Whether it'is divers at dangerous depths, aircrews at high altitudes or Marines in cold, wet climes, just about every old salt has a story about battling bitter chill.
But such battles may soon become a thing of the past.
Electrically heated thermal undergarments that maintain core temperatures in the most extreme conditions are in the works. Funded by the Office of Naval Research and developed by the Underwater Systems Development and Acquisition Branch at Naval Surface Warfare Center, Panama City Division, in Florida,Fla., the effort is focused on the diving community, but its headchief designer sees it them as an amphibious-based garment for use in and out of water.
"Water takes heat away from the body about 25 times faster than air," said John Klose, project engineer. "We figured if we built a system that works for divers, we'll be able to crack the nut for all the people that are topside or in aircraft that get cold, too."
Staying warm is the name of the game, but the goal is more than comfort; this is about resiliency and mental acuity, said Klose, a submarinerbubblehead by trade who has worked on underwater mobility projects for 25 years. A suit that maintains regular body temperature means the body doesn't need to expend energy to stay warm. In addition, your brain is much like your fingers and toes, the brain : It doesn't work well in frigid temperatures. Its ability to make decisions diminishes as it gets you get colder, and confusion — deadly in extreme conditions — can quickly set in quickly.

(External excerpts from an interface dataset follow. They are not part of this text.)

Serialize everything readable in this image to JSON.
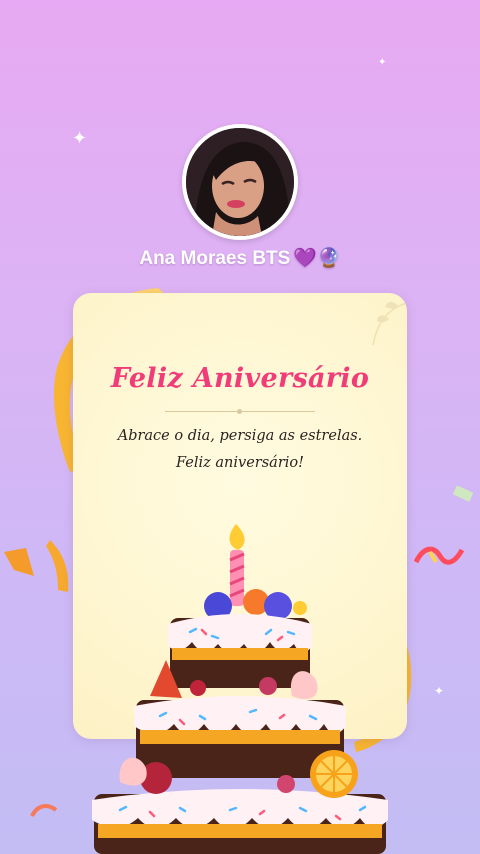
{
  "profile": {
    "name": "Ana Moraes BTS",
    "name_emojis": "💜🔮"
  },
  "card": {
    "title": "Feliz Aniversário",
    "message": "Abrace o dia, persiga as estrelas. Feliz aniversário!"
  },
  "colors": {
    "title": "#f03c78",
    "background_top": "#e7a9f3",
    "background_bottom": "#c3bdf4",
    "card": "#fff8d6"
  },
  "icons": [
    "sparkle-icon",
    "birthday-cake-icon",
    "candle-icon",
    "ribbon-icon"
  ]
}
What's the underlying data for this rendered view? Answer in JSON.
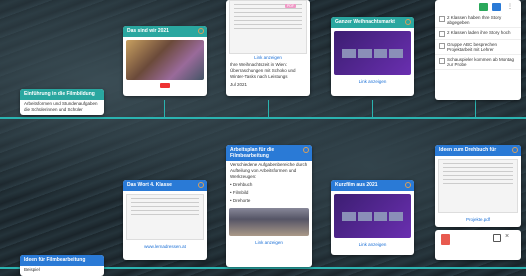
{
  "cards": {
    "c1": {
      "title": "Das sind wir 2021"
    },
    "c2": {
      "bullets": [
        "Ihre Weihnachtszeit in Wien: Überraschungen mit Schoko und Winter-Tasks nach Leistungs",
        "Jul 2021"
      ]
    },
    "c3": {
      "title": "Ganzer Weihnachtsmarkt",
      "link": "Link anzeigen"
    },
    "c5": {
      "title": "Einführung in die Filmbildung",
      "text": "Arbeitsformen und Stundenaufgaben die Schülerinnen und Schüler"
    },
    "c6": {
      "title": "Das Wort 4. Klasse",
      "link": "www.lernadressen.at"
    },
    "c7": {
      "title": "Arbeitsplan für die Filmbearbeitung",
      "text": "Verschiedene Aufgabenbereiche durch Aufteilung von Arbeitsformen und Werkzeugen:",
      "bullets": [
        "Drehbuch",
        "Filmbild",
        "Drehorte"
      ],
      "link": "Link anzeigen"
    },
    "c8": {
      "title": "Kurzfilm aus 2021",
      "link": "Link anzeigen"
    },
    "c9": {
      "title": "Ideen zum Drehbuch für",
      "link": "Projekte.pdf"
    },
    "c10": {
      "title": "Ideen für Filmbearbeitung",
      "text": "Beispiel"
    },
    "c11": {
      "title": "Ideen für Filmbearbeitung"
    }
  },
  "tasks": [
    "2 Klassen haben Ihre Story abgegeben",
    "2 Klassen laden ihre Story hoch",
    "Gruppe ABC besprechen Projektarbeit mit Lehrer",
    "Schauspieler kommen ab Montag zur Probe"
  ],
  "colors": {
    "teal": "#2aa7a0",
    "blue": "#2a7ad6",
    "timeline": "#2bb3b0"
  }
}
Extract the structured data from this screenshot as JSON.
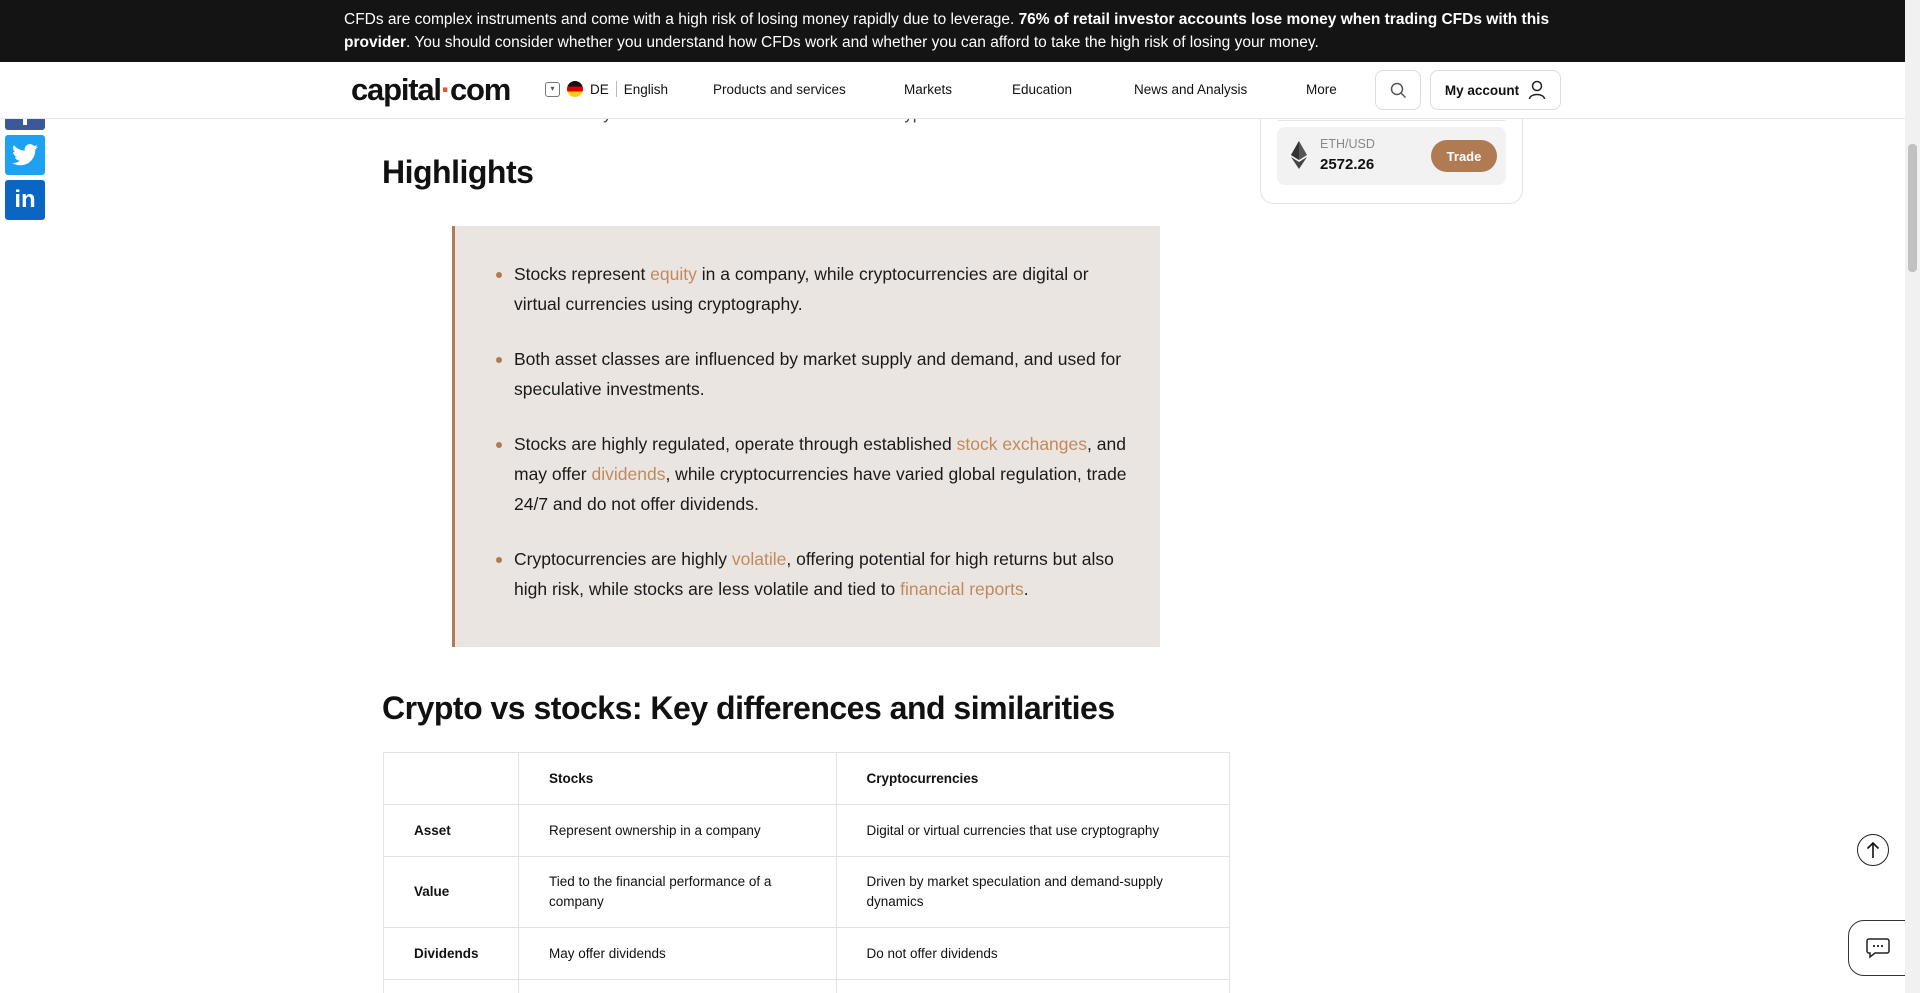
{
  "risk_banner": {
    "text_start": "CFDs are complex instruments and come with a high risk of losing money rapidly due to leverage. ",
    "text_bold": "76% of retail investor accounts lose money when trading CFDs with this provider",
    "text_end": ". You should consider whether you understand how CFDs work and whether you can afford to take the high risk of losing your money."
  },
  "header": {
    "logo_part1": "capital",
    "logo_dot": "·",
    "logo_part2": "com",
    "region_code": "DE",
    "language": "English",
    "nav": [
      "Products and services",
      "Markets",
      "Education",
      "News and Analysis",
      "More"
    ],
    "account_label": "My account"
  },
  "article": {
    "intro": "Here we take a look at the key similarities and differences between crypto and stocks.",
    "highlights_heading": "Highlights",
    "highlights": {
      "item1": {
        "a": "Stocks represent ",
        "link": "equity",
        "b": " in a company, while cryptocurrencies are digital or virtual currencies using cryptography."
      },
      "item2": {
        "a": "Both asset classes are influenced by market supply and demand, and used for speculative investments."
      },
      "item3": {
        "a": "Stocks are highly regulated, operate through established ",
        "link1": "stock exchanges",
        "b": ", and may offer ",
        "link2": "dividends",
        "c": ", while cryptocurrencies have varied global regulation, trade 24/7 and do not offer dividends."
      },
      "item4": {
        "a": "Cryptocurrencies are highly ",
        "link1": "volatile",
        "b": ", offering potential for high returns but also high risk, while stocks are less volatile and tied to ",
        "link2": "financial reports",
        "c": "."
      }
    },
    "comparison_heading": "Crypto vs stocks: Key differences and similarities",
    "table": {
      "headers": [
        "",
        "Stocks",
        "Cryptocurrencies"
      ],
      "rows": [
        [
          "Asset",
          "Represent ownership in a company",
          "Digital or virtual currencies that use cryptography"
        ],
        [
          "Value",
          "Tied to the financial performance of a company",
          "Driven by market speculation and demand-supply dynamics"
        ],
        [
          "Dividends",
          "May offer dividends",
          "Do not offer dividends"
        ]
      ]
    }
  },
  "sidebar": {
    "ticker": {
      "pair": "ETH/USD",
      "price": "2572.26",
      "trade_label": "Trade"
    }
  }
}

In seeking a solution, Klose first looked at heating fibers available in the commercialprivate industry, but none met the energy efficiency or safety levels required by naval standards. He was, however, intrigued by cCarbon nNano-cCore fibers produced by Coliant Corp.ration, a company that manufactures heated motorcycle jacket liners. An alliance was forged, made and design modifications followed over the next 18 months. The team put its prototype polypropylene long underwear to the test last fall and reported its findings in late December — and initial reports were good.
Unmanned testing measured heat characteristics at various voltages and found no hot spots. The latter has been a point of contention with electrically -heated diver thermal protection suits in the past, as hot spots tend to burn the diver. Manned testing in a 40-degree cold water tank followed at the University of Montana's Center for Work Physiology and Exercise Metabolism. That temperature was picked because 95 percent of diving operations are in waters 40 degrees and warmer, said Klose, who was among more than a one dozen subjects who took the plunge.
"That's the old sailor in me," he said. "I'm not about to put a test subject in something that I am not willing to wear myself."
For a sailor wearing a normal wetsuit in 40-degree water, Hhypothermia — a loss of core body temperature that can quickly lead to death — would take about 20 minutes in those water temperatures in a normal wetsuit. But Klose said he "was perfectly comfortable," sitting in the tank. Test results showed the subjects expended no extra energy to maintain core temperatures. In fact, the team found its suits used "a lot less power than other systems have used before" and still maintained core temperatures in that extreme environment.
But don't expect to find the suit in your dive locker run out to the exchange just yet. Klose's team must next work with Naval Sea Systems Command to transition this technology from a proof of concept to a program of record. That is not an easy task; the path is often referred to as "the valley of death." Klose will use the coming months to refine the product and design mission-specific prototype garments to better convince the bean counters and decision-makers.
Power will be the big obstacle to overcome. If power is drawn from the pier, a vehicle, a cockpit, or the like, "we know the voltages so we can engineer into that relatively quickly," Klose said. "But if we are talking about a portable power supply that a diver, sailor or Marine would have to carry with them, then we are into a battery system — and developing the battery system will take about as much time and money as the suit itself because there are so many stringent safety requirements."
Indeed, this is not a matter of throwing in a couple of AADuracells. Batteries that power this type of gear hold significant energy contained in small spaces, and that makes the power packs potentially dangerous and heavy — two attributes Klose is unwilling to accept.
The long-term goal is to make an intelligent garment that will monitor skin temperatures and automatically adjust power settings, Klose said. If the person is in hurry-up-and-wait mode, the suit will draw more power to save his energy. But if he is on the move and already generating a lot of extra body heat, the suit will use that expended energy and body heat to maintain the right balance — all without the operator having to fool around with temperature controls.
"I do think that we're just a couple of years away from being able to really solve this problem for people in a very safe and reliable manner, and without them carrying 10 pounds of batteries," Klose said.